I hold back from saying so much so often because of the fear of attacks. So many thoughts, jokes, insights go unexpressed because I’m “shy.” Which, in my case, is to say that self expression in many of my formative years was met with ridicule and I learned to keep my mouth shut. I’m so slow to open certain aspects of my true personality when I’m around new people. I find myself after being in a relationship for almost 20 months only now being open with certain aspects of my personality.
I took my conscious awareness directly into the wounds and a painful, painful release occurs. Almost unable to breathe until it becomes absolutely essential for survival. Clenching and releasing simultaneously. Fully inhabiting those Maleficent Neural Networks. It felt like what I’ve seen as Hollywood representations of what an exorcism looks like. Relinquishing conscious control of my nervous system, let my motor nerves do what they will.
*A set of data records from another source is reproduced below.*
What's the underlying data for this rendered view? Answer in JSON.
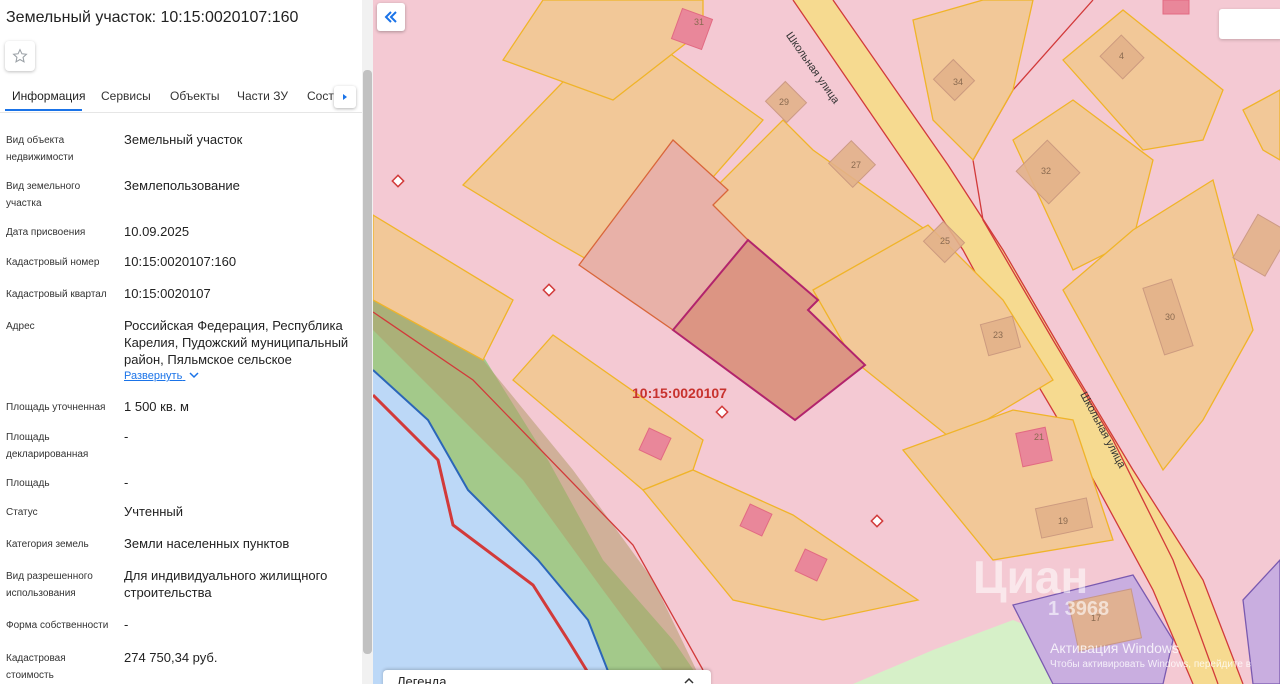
{
  "panel": {
    "title": "Земельный участок: 10:15:0020107:160",
    "tabs": [
      "Информация",
      "Сервисы",
      "Объекты",
      "Части ЗУ",
      "Соста"
    ],
    "rows": [
      {
        "label": "Вид объекта недвижимости",
        "value": "Земельный участок"
      },
      {
        "label": "Вид земельного участка",
        "value": "Землепользование"
      },
      {
        "label": "Дата присвоения",
        "value": "10.09.2025"
      },
      {
        "label": "Кадастровый номер",
        "value": "10:15:0020107:160"
      },
      {
        "label": "Кадастровый квартал",
        "value": "10:15:0020107"
      },
      {
        "label": "Адрес",
        "value": "Российская Федерация, Республика Карелия, Пудожский муниципальный район, Пяльмское сельское"
      },
      {
        "label": "Площадь уточненная",
        "value": "1 500 кв. м"
      },
      {
        "label": "Площадь декларированная",
        "value": "-"
      },
      {
        "label": "Площадь",
        "value": "-"
      },
      {
        "label": "Статус",
        "value": "Учтенный"
      },
      {
        "label": "Категория земель",
        "value": "Земли населенных пунктов"
      },
      {
        "label": "Вид разрешенного использования",
        "value": "Для индивидуального жилищного строительства"
      },
      {
        "label": "Форма собственности",
        "value": "-"
      },
      {
        "label": "Кадастровая стоимость",
        "value": "274 750,34 руб."
      }
    ],
    "expand_label": "Развернуть"
  },
  "map": {
    "quarter_label": "10:15:0020107",
    "street_label": "Школьная улица",
    "house_numbers": [
      "31",
      "29",
      "27",
      "25",
      "23",
      "34",
      "4",
      "32",
      "30",
      "21",
      "19",
      "17"
    ],
    "legend_label": "Легенда",
    "watermark_brand": "Циан",
    "watermark_id": "1 3968",
    "activation_title": "Активация Windows",
    "activation_sub": "Чтобы активировать Windows, перейдите в"
  },
  "colors": {
    "accent": "#1a73e8",
    "quarter_fill": "#f4c9d3",
    "parcel_fill": "#f2c898",
    "parcel_stroke": "#f0b429",
    "building_fill": "#e9879a",
    "selected_parcel": "#dc9583",
    "selected_stroke": "#b2246c",
    "water": "#bcd8f7",
    "forest": "#a3c98a",
    "road": "#f6dc88"
  },
  "icons": {
    "favorite": "star-icon",
    "tabs_next": "chevron-right-icon",
    "expand": "chevron-down-icon",
    "collapse_panel": "double-chevron-left-icon",
    "legend_toggle": "chevron-up-icon"
  }
}
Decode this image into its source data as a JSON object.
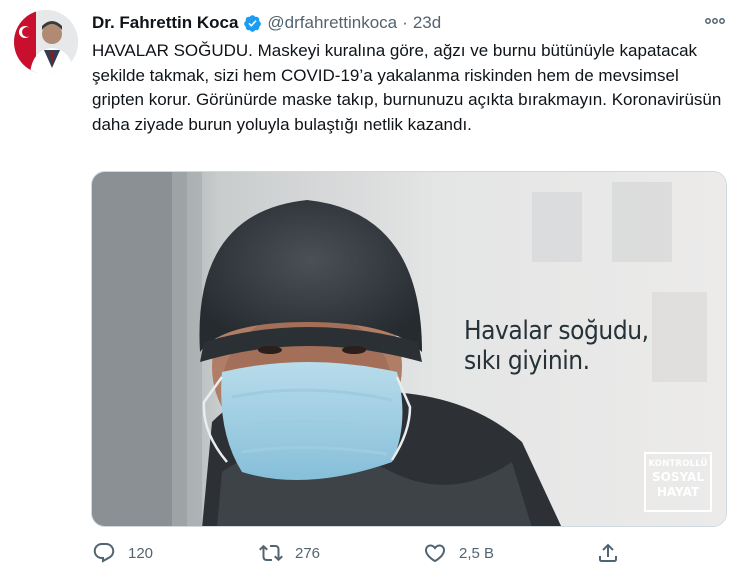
{
  "tweet": {
    "display_name": "Dr. Fahrettin Koca",
    "handle": "@drfahrettinkoca",
    "separator": "·",
    "time": "23d",
    "text": "HAVALAR SOĞUDU. Maskeyi kuralına göre, ağzı ve burnu bütünüyle kapatacak şekilde takmak, sizi hem COVID-19’a yakalanma riskinden hem de mevsimsel gripten korur. Görünürde maske takıp, burnunuzu açıkta bırakmayın. Koronavirüsün daha ziyade burun yoluyla bulaştığı netlik kazandı.",
    "verified": true
  },
  "media": {
    "overlay_line1": "Havalar soğudu,",
    "overlay_line2": "sıkı giyinin.",
    "logo": {
      "line1": "KONTROLLÜ",
      "line2": "SOSYAL",
      "line3": "HAYAT"
    }
  },
  "actions": {
    "reply_count": "120",
    "retweet_count": "276",
    "like_count": "2,5 B"
  },
  "icons": {
    "verified": "verified-badge-icon",
    "more": "more-options-icon",
    "reply": "reply-icon",
    "retweet": "retweet-icon",
    "like": "like-icon",
    "share": "share-icon"
  },
  "colors": {
    "accent": "#1d9bf0",
    "text": "#0f1419",
    "secondary": "#536471"
  }
}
I’m undoing a Maleficent Neural Network. Severing synapses. Axons aligned with dendrites for years are being told to relinquish their affinity for each other.
This is an intense experience for the body, but it is therapy. It is undoing damage. I hesitate to call it “non-invasive surgery” simply because there is no cutting with a surgical instrument in the traditional sense. Here the mind serves as scalpel. “Cutting” is an approximation since on a physical level the connections of an Maleficent Neural Network are never actually touching. “Sever” seems a term which more precisely portrays the operation.
All of this to say, I’m making progress. Both in my healing of past trauma including the present day effects of said trauma, and in my conceptualization of the process at play.
I don’t want there to be such a profound disconnect between my represented facade and my true self. I want to express my true self at all times, unhindered by this learned fear of doing so.